TheSource.com reports that Jay Z has declined an opportunity to do the honors during intermission. Last year, Adele reportedly rejected the gig before Lady Gaga agreed to do it.

The NFL did not directly dispute the report that Jay Z passed on the gig.

“No decisions have been made on the performer(s) and we are not going to speculate on particular artists,” NFL spokesman Brian McCarthy told PFT by email. “Along with Pepsi, we know that we will put on a spectacular show. When it is time to announce her name we will do it. Or his name.

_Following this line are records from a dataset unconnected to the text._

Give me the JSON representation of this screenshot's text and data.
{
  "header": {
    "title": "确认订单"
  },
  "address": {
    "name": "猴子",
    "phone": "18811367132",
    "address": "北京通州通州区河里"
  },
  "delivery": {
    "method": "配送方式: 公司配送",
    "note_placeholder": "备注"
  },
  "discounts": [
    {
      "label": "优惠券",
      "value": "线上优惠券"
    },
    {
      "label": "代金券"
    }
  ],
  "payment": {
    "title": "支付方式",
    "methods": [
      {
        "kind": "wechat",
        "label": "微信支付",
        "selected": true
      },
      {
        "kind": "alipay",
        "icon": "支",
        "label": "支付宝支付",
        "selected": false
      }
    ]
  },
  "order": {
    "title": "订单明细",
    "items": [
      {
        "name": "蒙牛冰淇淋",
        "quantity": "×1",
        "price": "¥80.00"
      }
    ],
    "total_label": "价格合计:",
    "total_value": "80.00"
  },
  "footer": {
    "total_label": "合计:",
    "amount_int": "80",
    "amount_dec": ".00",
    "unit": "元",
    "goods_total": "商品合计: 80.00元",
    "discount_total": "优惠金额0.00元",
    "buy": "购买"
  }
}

Or their names.”

It’s not a denial by any means, and it wouldn’t be a surprise if Jay Z and others pass, if it’s true that the league has been making aggressive financial requests (including a percentage of concert ticket sales) based on the potential value to the artist of performing on the biggest platform in music.

Tom Brady named AFC offensive player of the week

AP

Pity the team that catches Tom Brady after a bad week.

The Saints bore the brunt of the Patriots’ quarterback’s poor opener, and Brady was rewarded for it Wednesday.

Brady was named AFC offensive player of the week for his bounceback performance against New Orleans.

Brady was 30-of-39 for 447 yards and three touchdowns, as New England recovered from their loss to the Chiefs. Brady was subpar in that game (16-of-36 for 267 yards), and openly discussed how angry it made him.

The award is the 28th weekly honor for Brady in his career, which moves him past Peyton Manning (27) for the most in the history of the honor. And since Manning’s retired, it’s going to be Brady’s record to keep.

Especially if he gets to play the Saints some more.